Dr. Davesh Soneji, Associate Professor of South Asian Religions in the Faculty of Religious Studies, McGill University, Canada delivered a lecture on Tukaram in the Tamil Country: Marathi Kirtan, Multilingualism, and the Making of South Indian Musical Tradition at the University of Hyderabad (UoH) on 12th December 2014. The talk was organized by the S N School of Arts and Communication as part of the ongoing programme of research in visual culture.
Davesh Soneji traced the journey of the Marathi Varkari and Ramdasi kirtan to the court of Thanjavur in Tamil-speaking South India during the earliest phases of the establishment of Maratha power at the end of the seventeenth century. These traditions, which became embedded in a form of religious practice known as bhajana sampradaya, survived largely through institutions known as Ramdasimaths in Thanjavur city and the nearby Mannargudi. The maths received patronage from Marathi-speaking desastha Brahmins in the region and also from the Thanjavur court itself, he added.

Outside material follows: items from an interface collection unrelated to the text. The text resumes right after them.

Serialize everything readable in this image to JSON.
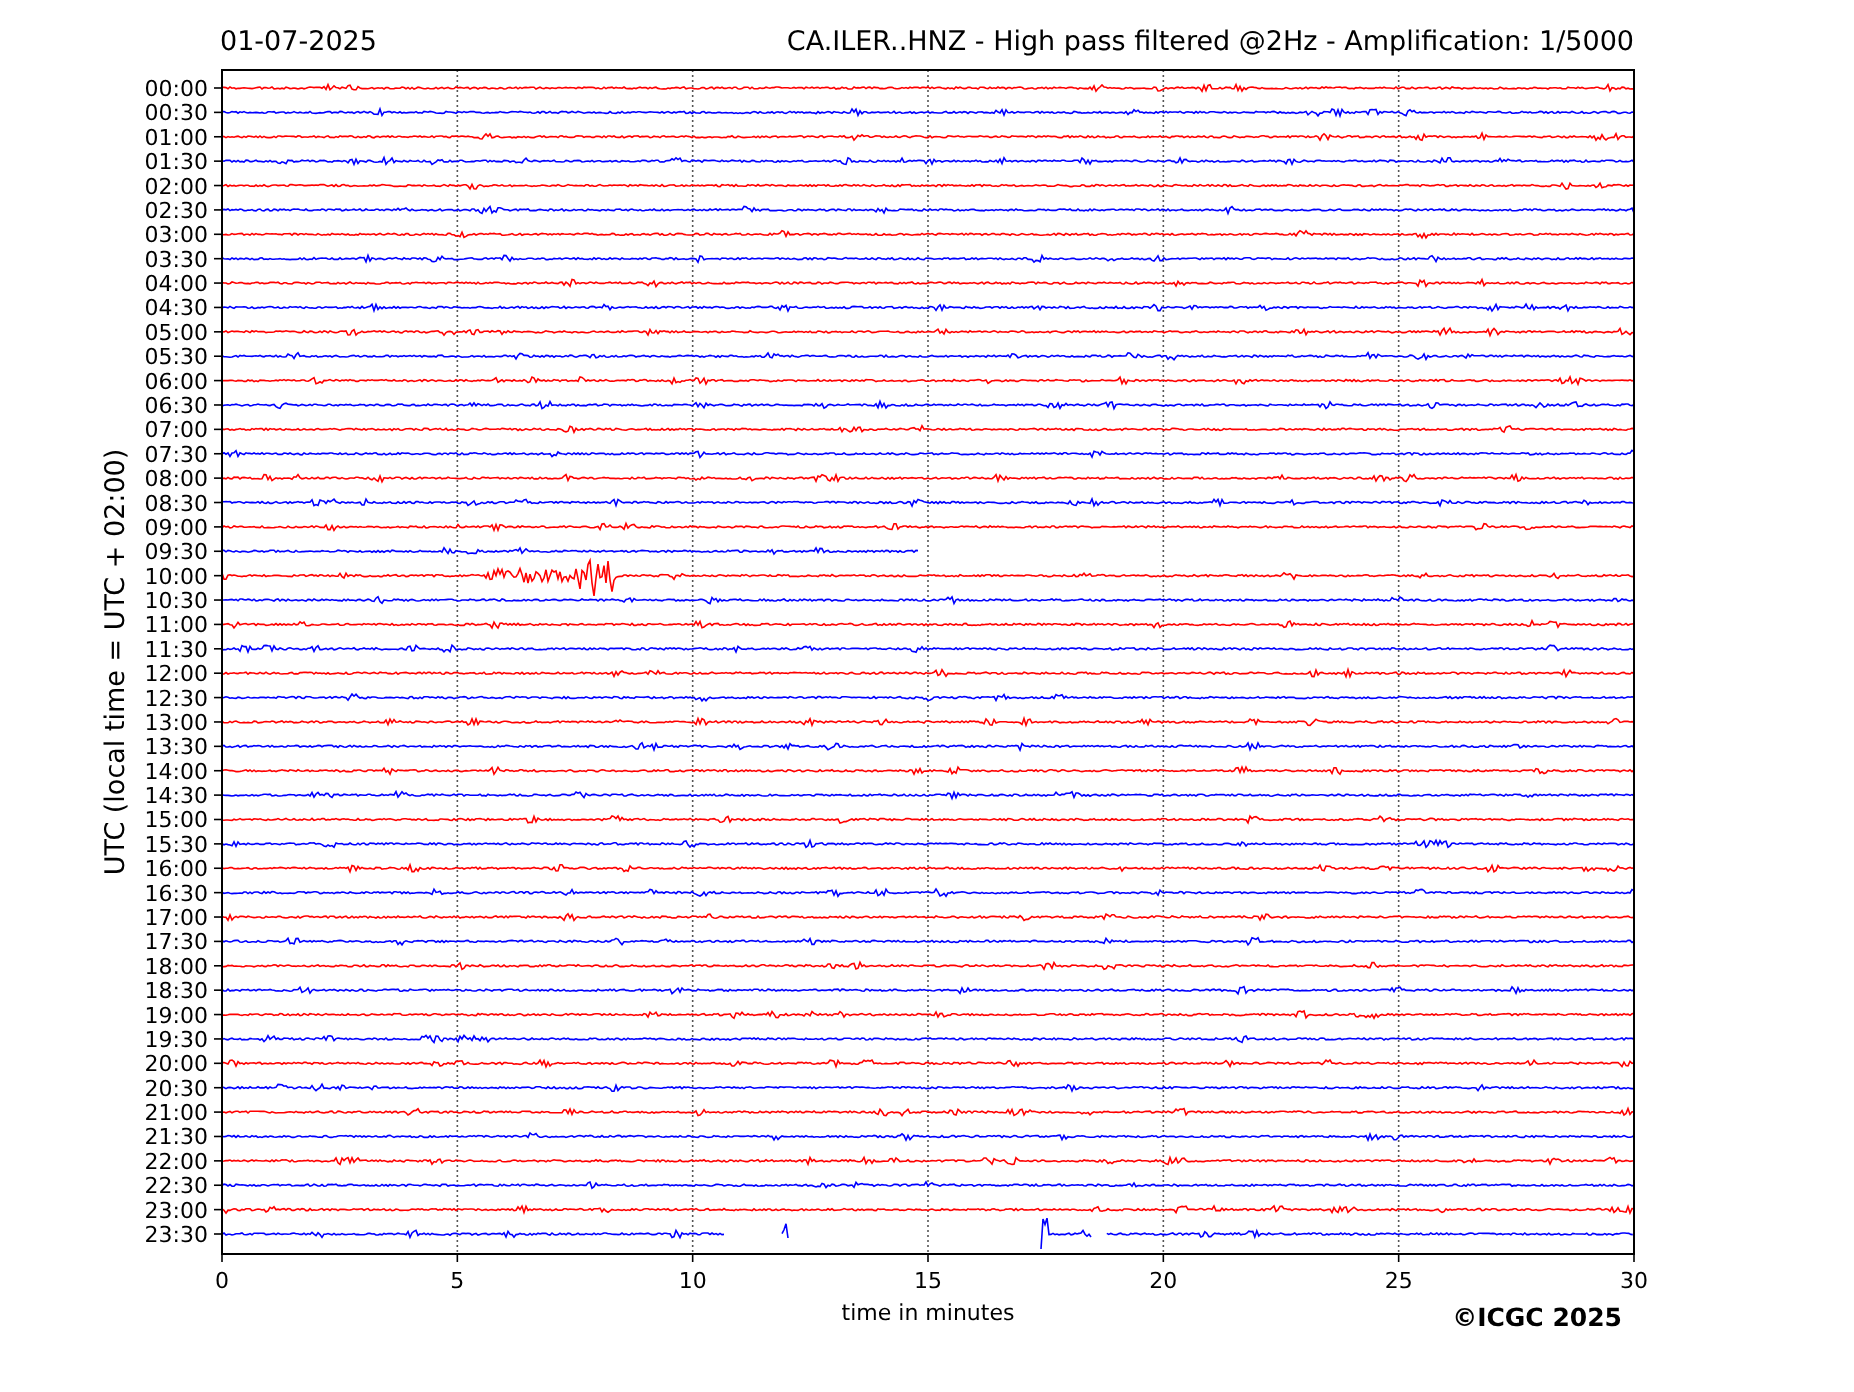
{
  "date": "01-07-2025",
  "title": "CA.ILER..HNZ - High pass filtered @2Hz - Amplification: 1/5000",
  "ylabel": "UTC (local time = UTC + 02:00)",
  "xlabel": "time in minutes",
  "xticks": [
    "0",
    "5",
    "10",
    "15",
    "20",
    "25",
    "30"
  ],
  "copyright": "©ICGC 2025",
  "traces": [
    {
      "label": "00:00",
      "color": "#ff0000"
    },
    {
      "label": "00:30",
      "color": "#0000ff"
    },
    {
      "label": "01:00",
      "color": "#ff0000"
    },
    {
      "label": "01:30",
      "color": "#0000ff"
    },
    {
      "label": "02:00",
      "color": "#ff0000"
    },
    {
      "label": "02:30",
      "color": "#0000ff"
    },
    {
      "label": "03:00",
      "color": "#ff0000"
    },
    {
      "label": "03:30",
      "color": "#0000ff"
    },
    {
      "label": "04:00",
      "color": "#ff0000"
    },
    {
      "label": "04:30",
      "color": "#0000ff"
    },
    {
      "label": "05:00",
      "color": "#ff0000"
    },
    {
      "label": "05:30",
      "color": "#0000ff"
    },
    {
      "label": "06:00",
      "color": "#ff0000"
    },
    {
      "label": "06:30",
      "color": "#0000ff"
    },
    {
      "label": "07:00",
      "color": "#ff0000"
    },
    {
      "label": "07:30",
      "color": "#0000ff"
    },
    {
      "label": "08:00",
      "color": "#ff0000"
    },
    {
      "label": "08:30",
      "color": "#0000ff"
    },
    {
      "label": "09:00",
      "color": "#ff0000"
    },
    {
      "label": "09:30",
      "color": "#0000ff"
    },
    {
      "label": "10:00",
      "color": "#ff0000"
    },
    {
      "label": "10:30",
      "color": "#0000ff"
    },
    {
      "label": "11:00",
      "color": "#ff0000"
    },
    {
      "label": "11:30",
      "color": "#0000ff"
    },
    {
      "label": "12:00",
      "color": "#ff0000"
    },
    {
      "label": "12:30",
      "color": "#0000ff"
    },
    {
      "label": "13:00",
      "color": "#ff0000"
    },
    {
      "label": "13:30",
      "color": "#0000ff"
    },
    {
      "label": "14:00",
      "color": "#ff0000"
    },
    {
      "label": "14:30",
      "color": "#0000ff"
    },
    {
      "label": "15:00",
      "color": "#ff0000"
    },
    {
      "label": "15:30",
      "color": "#0000ff"
    },
    {
      "label": "16:00",
      "color": "#ff0000"
    },
    {
      "label": "16:30",
      "color": "#0000ff"
    },
    {
      "label": "17:00",
      "color": "#ff0000"
    },
    {
      "label": "17:30",
      "color": "#0000ff"
    },
    {
      "label": "18:00",
      "color": "#ff0000"
    },
    {
      "label": "18:30",
      "color": "#0000ff"
    },
    {
      "label": "19:00",
      "color": "#ff0000"
    },
    {
      "label": "19:30",
      "color": "#0000ff"
    },
    {
      "label": "20:00",
      "color": "#ff0000"
    },
    {
      "label": "20:30",
      "color": "#0000ff"
    },
    {
      "label": "21:00",
      "color": "#ff0000"
    },
    {
      "label": "21:30",
      "color": "#0000ff"
    },
    {
      "label": "22:00",
      "color": "#ff0000"
    },
    {
      "label": "22:30",
      "color": "#0000ff"
    },
    {
      "label": "23:00",
      "color": "#ff0000"
    },
    {
      "label": "23:30",
      "color": "#0000ff"
    }
  ]
}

Soneji made note of how the Marathi kirtan was “indigenized” by the Tamil Smartha Brahmin community in Thanjavur into a uniquely cosmopolitan multilingual, hybrid musical practice was no doubt a mirroring of the Thanjavur court’s own culture of literary polyglossia. In this tradition, the poems of Namdev, Chokhamela, Tukaram, Janabai, Samarth Ramdas and others are brought into a world of not only uniquely “South Indian” ragas and singing-styles, but also into a distinct ritual and mnemonic culture of Tamil Brahmins that includes life-cycle events, temple-style domestic puja, purity laws, and contemporary identity politics.
Illustrating his talk with video clips of formal and informal performances of bhajana sampradaya, Soneji pointed to the ironic ways in which the Marathi kirtan had become integrated into a practice that was essentially Brahminical–and in some ways dissociated from the subaltern roots of many of the compositions.
In the discussion that followed, Soneji emphasized that while his focus had been on uncovering the layers of cultural adaptation that the bhajana sampradaya had undergone, it would be possible to find many such examples across the country, given the scale of migration as well as political, social and cultural movement over the centuries.
-Dr. Usha Raman, Head, Department of Communication